1. “Data on 2019 Individual Health Insurance Market Conditions.” CMS.gov. October 11, 2018. https://www.cms.gov/newsroom/fact-sheets/data-2019-individual-health-insurance-market-conditions, retrieved January 1, 2019.
4. “Castor: Florida Leads Country in ACA Open Enrollment, Shows Support for Affordable Quality Care Coverage.” Kathy Castor. December 19, 2018. https://castor.house.gov/news/documentsingle.aspx?DocumentID=398849, retrieved January 2, 2019.
5. “Congresswoman Johnson Opposes ACA Individual Mandate Ruling.” U.S. Representative Eddie Bernice Johnson. December 15, 2018. https://ebjohnson.house.gov/media-center/press-releases/congresswoman-johnson-opposes-aca-individual-mandate-ruling, retrieved January 2, 2019.
6. “Congressman Doggett Reacts to Affordable Care Act Ruling in Texas.” Lloyd Doggett. December 15, 2018. https://doggett.house.gov/media-center/press-releases/congressman-doggett-reacts-affordable-care-act-ruling-texas, retrieved January 2, 2019.

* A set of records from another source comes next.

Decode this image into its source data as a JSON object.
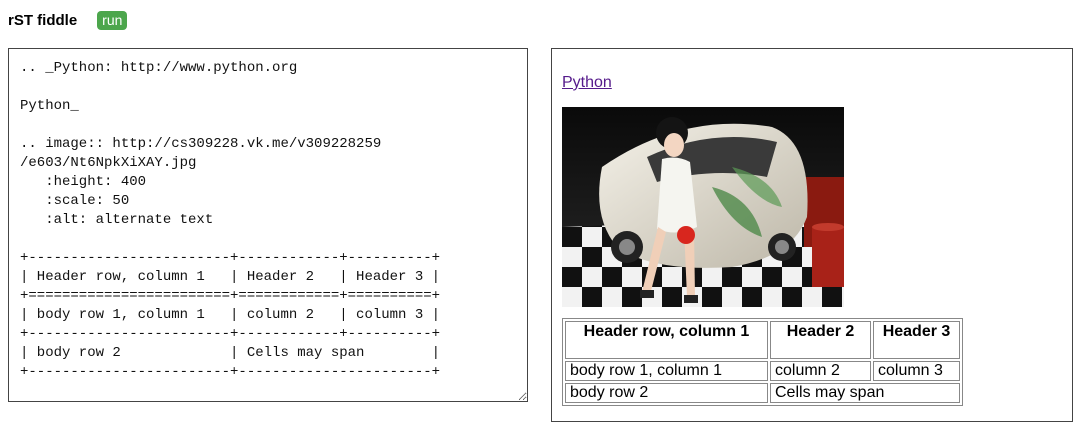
{
  "header": {
    "title": "rST fiddle",
    "run_label": "run"
  },
  "editor": {
    "source": ".. _Python: http://www.python.org\n\nPython_\n\n.. image:: http://cs309228.vk.me/v309228259\n/e603/Nt6NpkXiXAY.jpg\n   :height: 400\n   :scale: 50\n   :alt: alternate text\n\n+------------------------+------------+----------+\n| Header row, column 1   | Header 2   | Header 3 |\n+========================+============+==========+\n| body row 1, column 1   | column 2   | column 3 |\n+------------------------+------------+----------+\n| body row 2             | Cells may span        |\n+------------------------+-----------------------+"
  },
  "preview": {
    "link_text": "Python",
    "image_alt": "alternate text",
    "table": {
      "headers": [
        "Header row, column 1",
        "Header 2",
        "Header 3"
      ],
      "row1": [
        "body row 1, column 1",
        "column 2",
        "column 3"
      ],
      "row2": [
        "body row 2",
        "Cells may span"
      ]
    }
  },
  "colors": {
    "run_button": "#4ca64c",
    "visited_link": "#551a8b"
  }
}
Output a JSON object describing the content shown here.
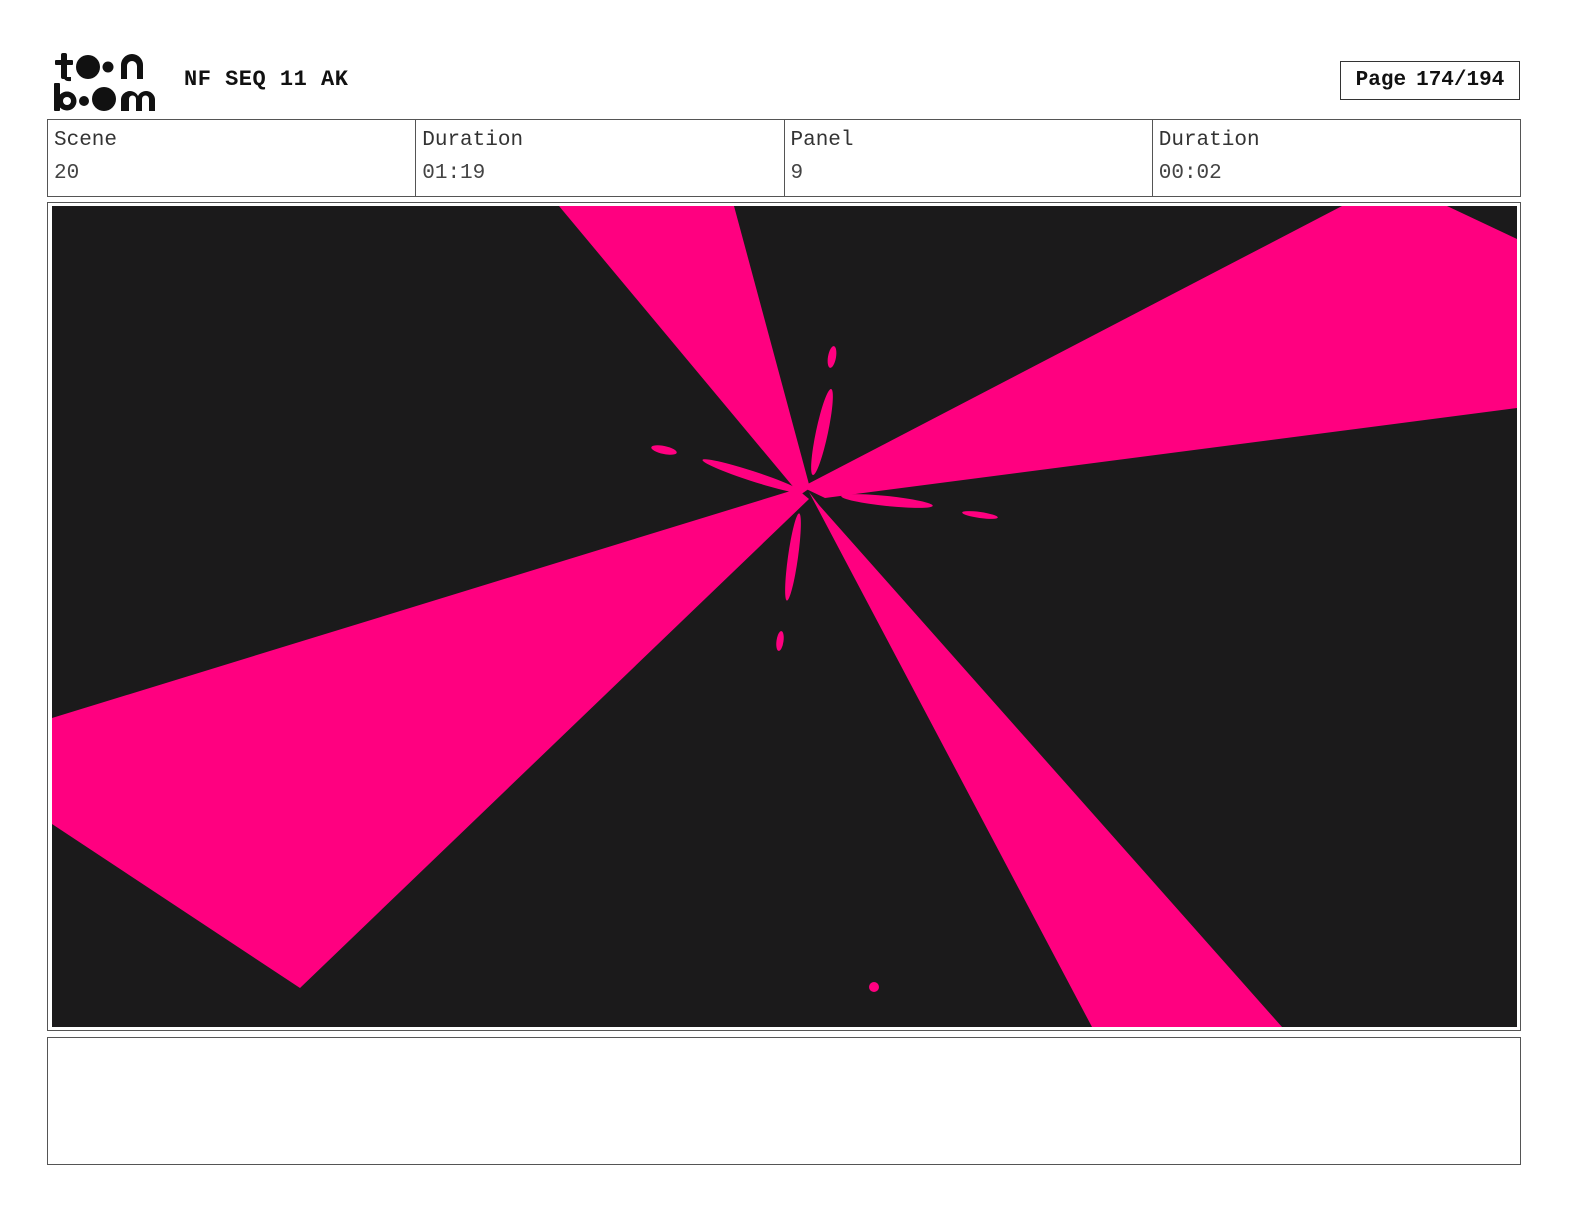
{
  "header": {
    "logo_icon": "toon-boom-logo",
    "title": "NF SEQ 11 AK",
    "page_label": "Page",
    "page_value": "174/194"
  },
  "info": {
    "scene_label": "Scene",
    "scene_value": "20",
    "scene_duration_label": "Duration",
    "scene_duration_value": "01:19",
    "panel_label": "Panel",
    "panel_value": "9",
    "panel_duration_label": "Duration",
    "panel_duration_value": "00:02"
  },
  "panel": {
    "background_color": "#1b1a1b",
    "accent_color": "#ff0080"
  },
  "notes": {}
}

7. “Despite Republicans’ Sabotage of Open Enrollment, Americans Find Cheaper Health Coverage, Increased Choice.” Democratic Whip Steny Hoyer. December 4, 2018. https://www.democraticwhip.gov/content/despite-republicans%E2%80%99-sabotage-open-enrollment-americans-find-cheaper-
health-coverage, retrieved January 2, 2019.
Image from “Open Enrollment for 2019 Marketplace coverage is here!” HealthCare.gov. November 1, 2018. https://www.healthcare.gov/assets/2019-marketplace-open-enrollment-starts.png, retrieved January 2, 2019.